5. Church leadership threatened to stop the minister’s severance pay (falsely reported to the church as sabbatical leave) if he violated the terms of the agreement by telling anyone the TRUTH about was happening to him. The agreement above states: “In the event, [the minister] breaches this Agreement, including, but not limited to, the confidentiality provision of Paragraph 3 below, Church is relieved from making additional monthly payments; provided, however, [the minister] shall continue to be bound by the release and provisions hereof.”
6. The minister had no choice, but to comply with church leadership to keep his situation quiet because he needed the severance pay to provide for his wife and children until he could find another job.

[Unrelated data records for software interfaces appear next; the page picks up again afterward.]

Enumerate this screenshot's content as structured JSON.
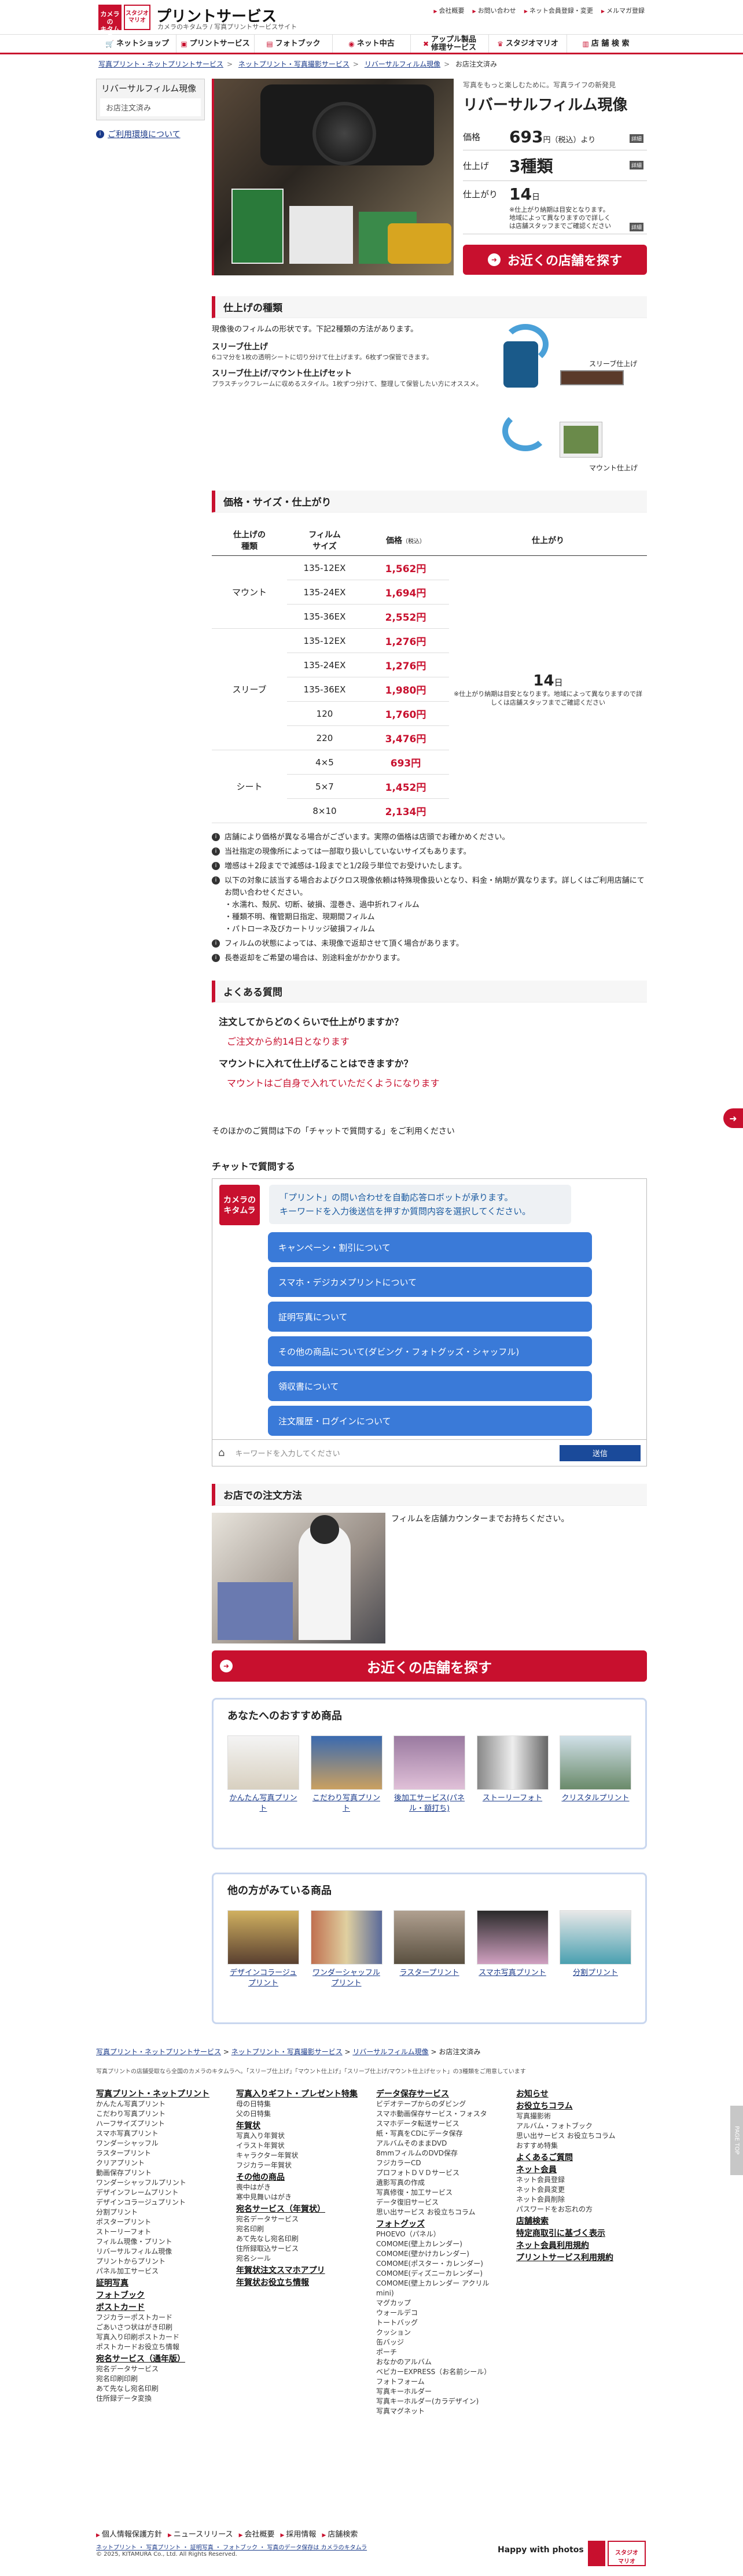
{
  "header": {
    "logo1_text": "カメラの\nキタムラ",
    "logo2_text": "スタジオ\nマリオ",
    "title": "プリントサービス",
    "subtitle": "カメラのキタムラ / 写真プリントサービスサイト",
    "top_links": [
      "会社概要",
      "お問い合わせ",
      "ネット会員登録・変更",
      "メルマガ登録"
    ]
  },
  "nav": [
    {
      "label": "ネットショップ",
      "icon": "cart-icon"
    },
    {
      "label": "プリントサービス",
      "icon": "print-icon"
    },
    {
      "label": "フォトブック",
      "icon": "book-icon"
    },
    {
      "label": "ネット中古",
      "icon": "camera-icon"
    },
    {
      "label": "アップル製品\n修理サービス",
      "icon": "wrench-icon"
    },
    {
      "label": "スタジオマリオ",
      "icon": "studio-icon"
    },
    {
      "label": "店 舗 検 索",
      "icon": "store-icon"
    }
  ],
  "breadcrumb": [
    "写真プリント・ネットプリントサービス",
    "ネットプリント・写真撮影サービス",
    "リバーサルフィルム現像",
    "お店注文済み"
  ],
  "side": {
    "title": "リバーサルフィルム現像",
    "sub": "お店注文済み",
    "link": "ご利用環境について"
  },
  "hero": {
    "sub": "写真をもっと楽しむために。写真ライフの新発見",
    "title": "リバーサルフィルム現像",
    "price_label": "価格",
    "price": "693",
    "price_unit": "円（税込）より",
    "finish_label": "仕上げ",
    "finish": "3種類",
    "days_label": "仕上がり",
    "days": "14",
    "days_unit": "日",
    "days_note": "※仕上がり納期は目安となります。地域によって異なりますので詳しくは店舗スタッフまでご確認ください",
    "tag": "詳細",
    "cta": "お近くの店舗を探す"
  },
  "finish_section": {
    "heading": "仕上げの種類",
    "intro": "現像後のフィルムの形状です。下記2種類の方法があります。",
    "slv_title": "スリーブ仕上げ",
    "slv_desc": "6コマ分を1枚の透明シートに切り分けて仕上げます。6枚ずつ保管できます。",
    "mnt_title": "スリーブ仕上げ/マウント仕上げセット",
    "mnt_desc": "プラスチックフレームに収めるスタイル。1枚ずつ分けて、整理して保管したい方にオススメ。",
    "img_label1": "スリーブ仕上げ",
    "img_label2": "マウント仕上げ"
  },
  "price_section": {
    "heading": "価格・サイズ・仕上がり",
    "headers": [
      "仕上げの\n種類",
      "フィルム\nサイズ",
      "価格",
      "（税込）",
      "仕上がり"
    ],
    "groups": [
      {
        "name": "マウント",
        "rows": [
          [
            "135-12EX",
            "1,562円"
          ],
          [
            "135-24EX",
            "1,694円"
          ],
          [
            "135-36EX",
            "2,552円"
          ]
        ]
      },
      {
        "name": "スリーブ",
        "rows": [
          [
            "135-12EX",
            "1,276円"
          ],
          [
            "135-24EX",
            "1,276円"
          ],
          [
            "135-36EX",
            "1,980円"
          ],
          [
            "120",
            "1,760円"
          ],
          [
            "220",
            "3,476円"
          ]
        ]
      },
      {
        "name": "シート",
        "rows": [
          [
            "4×5",
            "693円"
          ],
          [
            "5×7",
            "1,452円"
          ],
          [
            "8×10",
            "2,134円"
          ]
        ]
      }
    ],
    "days": "14",
    "days_unit": "日",
    "days_note": "※仕上がり納期は目安となります。地域によって異なりますので詳しくは店舗スタッフまでご確認ください"
  },
  "notes": [
    "店舗により価格が異なる場合がございます。実際の価格は店頭でお確かめください。",
    "当社指定の現像所によっては一部取り扱いしていないサイズもあります。",
    "増感は＋2段までで減感は-1段までと1/2段ラ単位でお受けいたします。",
    "以下の対象に該当する場合およびクロス現像依頼は特殊現像扱いとなり、料金・納期が異なります。詳しくはご利用店舗にてお問い合わせください。\n・水濡れ、殻尻、切断、破損、湿巻き、過中折れフィルム\n・種類不明、権管期日指定、現期間フィルム\n・パトローネ及びカートリッジ破損フィルム",
    "フィルムの状態によっては、未現像で返却させて頂く場合があります。",
    "長巻返却をご希望の場合は、別途料金がかかります。"
  ],
  "faq": {
    "heading": "よくある質問",
    "items": [
      {
        "q": "注文してからどのくらいで仕上がりますか？",
        "a": "ご注文から約14日となります"
      },
      {
        "q": "マウントに入れて仕上げることはできますか？",
        "a": "マウントはご自身で入れていただくようになります"
      }
    ],
    "other": "そのほかのご質問は下の「チャットで質問する」をご利用ください"
  },
  "chat": {
    "heading": "チャットで質問する",
    "avatar": "カメラの\nキタムラ",
    "bubble": "「プリント」の問い合わせを自動応答ロボットが承ります。\nキーワードを入力後送信を押すか質問内容を選択してください。",
    "options": [
      "キャンペーン・割引について",
      "スマホ・デジカメプリントについて",
      "証明写真について",
      "その他の商品について(ダビング・フォトグッズ・シャッフル)",
      "領収書について",
      "注文履歴・ログインについて"
    ],
    "placeholder": "キーワードを入力してください",
    "send": "送信"
  },
  "store": {
    "heading": "お店での注文方法",
    "text": "フィルムを店舗カウンターまでお持ちください。",
    "cta": "お近くの店舗を探す"
  },
  "recommend": {
    "heading": "あなたへのおすすめ商品",
    "items": [
      "かんたん写真プリント",
      "こだわり写真プリント",
      "後加工サービス(パネル・額打ち)",
      "ストーリーフォト",
      "クリスタルプリント"
    ]
  },
  "others": {
    "heading": "他の方がみている商品",
    "items": [
      "デザインコラージュプリント",
      "ワンダーシャッフルプリント",
      "ラスタープリント",
      "スマホ写真プリント",
      "分割プリント"
    ]
  },
  "footer": {
    "breadcrumb": [
      "写真プリント・ネットプリントサービス",
      "ネットプリント・写真撮影サービス",
      "リバーサルフィルム現像",
      "お店注文済み"
    ],
    "desc": "写真プリントの店舗受取なら全国のカメラのキタムラへ。「スリーブ仕上げ」「マウント仕上げ」「スリーブ仕上げ/マウント仕上げセット」の3種類をご用意しています",
    "cols": [
      [
        {
          "h": "写真プリント・ネットプリント",
          "l": [
            "かんたん写真プリント",
            "こだわり写真プリント",
            "ハーフサイズプリント",
            "スマホ写真プリント",
            "ワンダーシャッフル",
            "ラスタープリント",
            "クリアプリント",
            "動画保存プリント",
            "ワンダーシャッフルプリント",
            "デザインフレームプリント",
            "デザインコラージュプリント",
            "分割プリント",
            "ポスタープリント",
            "ストーリーフォト",
            "フィルム現像・プリント",
            "リバーサルフィルム現像",
            "プリントからプリント",
            "パネル加工サービス"
          ]
        },
        {
          "h": "証明写真",
          "l": []
        },
        {
          "h": "フォトブック",
          "l": []
        },
        {
          "h": "ポストカード",
          "l": [
            "フジカラーポストカード",
            "ごあいさつ状はがき印刷",
            "写真入り印刷ポストカード",
            "ポストカードお役立ち情報"
          ]
        },
        {
          "h": "宛名サービス（通年版）",
          "l": [
            "宛名データサービス",
            "宛名印刷印刷",
            "あて先なし宛名印刷",
            "住所録データ変換"
          ]
        }
      ],
      [
        {
          "h": "写真入りギフト・プレゼント特集",
          "l": [
            "母の日特集",
            "父の日特集"
          ]
        },
        {
          "h": "年賀状",
          "l": [
            "写真入り年賀状",
            "イラスト年賀状",
            "キャラクター年賀状",
            "フジカラー年賀状"
          ]
        },
        {
          "h": "その他の商品",
          "l": [
            "喪中はがき",
            "寒中見舞いはがき"
          ]
        },
        {
          "h": "宛名サービス（年賀状）",
          "l": [
            "宛名データサービス",
            "宛名印刷",
            "あて先なし宛名印刷",
            "住所録取込サービス",
            "宛名シール"
          ]
        },
        {
          "h": "年賀状注文スマホアプリ",
          "l": []
        },
        {
          "h": "年賀状お役立ち情報",
          "l": []
        }
      ],
      [
        {
          "h": "データ保存サービス",
          "l": [
            "ビデオテープからのダビング",
            "スマホ動画保存サービス・フォスタ"
          ]
        },
        {
          "h": "",
          "l": [
            "スマホデータ転送サービス",
            "紙・写真をCDにデータ保存",
            "アルバムそのままDVD",
            "8mmフィルムのDVD保存",
            "フジカラーCD",
            "プロフォトＤＶＤサービス",
            "遺影写真の作成",
            "写真修復・加工サービス",
            "データ復旧サービス",
            "思い出サービス お役立ちコラム"
          ]
        },
        {
          "h": "フォトグッズ",
          "l": [
            "PHOEVO（パネル）",
            "COMOME(壁上カレンダー)",
            "COMOME(壁かけカレンダー)",
            "COMOME(ポスター・カレンダー)",
            "COMOME(ディズニーカレンダー)",
            "COMOME(壁上カレンダー アクリル mini)",
            "マグカップ",
            "ウォールデコ",
            "トートバッグ",
            "クッション",
            "缶バッジ",
            "ポーチ",
            "おなかのアルバム",
            "ベビカーEXPRESS（お名前シール）",
            "フォトフォーム",
            "写真キーホルダー",
            "写真キーホルダー(カラデザイン)",
            "写真マグネット"
          ]
        }
      ],
      [
        {
          "h": "お知らせ",
          "l": []
        },
        {
          "h": "お役立ちコラム",
          "l": [
            "写真撮影術",
            "アルバム・フォトブック",
            "思い出サービス お役立ちコラム",
            "おすすめ特集"
          ]
        },
        {
          "h": "よくあるご質問",
          "l": []
        },
        {
          "h": "ネット会員",
          "l": [
            "ネット会員登録",
            "ネット会員変更",
            "ネット会員削除",
            "パスワードをお忘れの方"
          ]
        },
        {
          "h": "店舗検索",
          "l": []
        },
        {
          "h": "特定商取引に基づく表示",
          "l": []
        },
        {
          "h": "ネット会員利用規約",
          "l": []
        },
        {
          "h": "プリントサービス利用規約",
          "l": []
        }
      ]
    ],
    "bottom_links": [
      "個人情報保護方針",
      "ニュースリリース",
      "会社概要",
      "採用情報",
      "店舗検索"
    ],
    "copy_links": "ネットプリント ・ 写真プリント ・ 証明写真 ・ フォトブック ・ 写真のデータ保存は カメラのキタムラ",
    "copyright": "© 2025, KITAMURA Co., Ltd. All Rights Reserved.",
    "happy": "Happy with photos",
    "logo2": "スタジオ\nマリオ"
  },
  "colors": {
    "accent": "#c8102e",
    "chat_blue": "#3a7ad8",
    "link": "#1a3a8a"
  }
}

Church leadership made it clear that they had no problem with stripping him of his means of supporting his wife and children if he spoke to anyone about the truth of the situation. (see agreement quote in #5)
7. Church leadership lied to the congregation about giving the minister sabbatical pay. The agreement above is titled: “Severance and Release Agreement”. The words “sabbatical pay” do not appear even one time in the document.
8. Church leadership aimed to isolate the minister from communicating with those who would have been able to care for the emotional needs of his family during this time, speak up publically about his situation, ask questions about the Biblical validity of the actions by church leadership, or demand he be presented with a list of allegations worthy of termination. They succeeded in keeping him isolated long enough for the congregation to hear and accept rumors concerning the basis for his departure and then lose interest in the situation…and “move on”. They succeeded in keeping his wife and children isolated from those who could have provided support and comfort during the ordeal.
Thank you, Huffington Post, for writing about the church culture we’ve witnessed first hand. We continue hoping for the truth about the treatment of several ministers and their families to be spoken and acknowledged by church leadership and congregants at this church. While the church as a whole has moved on and allowed time to dull the gravity of their actions on these families over the last 3 years, the ordeal left lasting effects on the psyche of these ministers, their wives and their children.
Note: The minister mentioned in this post refused to be bullied into signing the agreement (shown above) on February 2, 2012, but did finally sign a similar agreement days later in order to receive his severance pay. While the new agreement was slightly less severe, he was not allowed to discuss the truth of his situation according to the new agreement without risking the loss of his severance pay. Church leadership warned him that anytime he told someone the actual reasons for his resignation they would consider that to be “disparaging the church” which would be a breach of the agreement.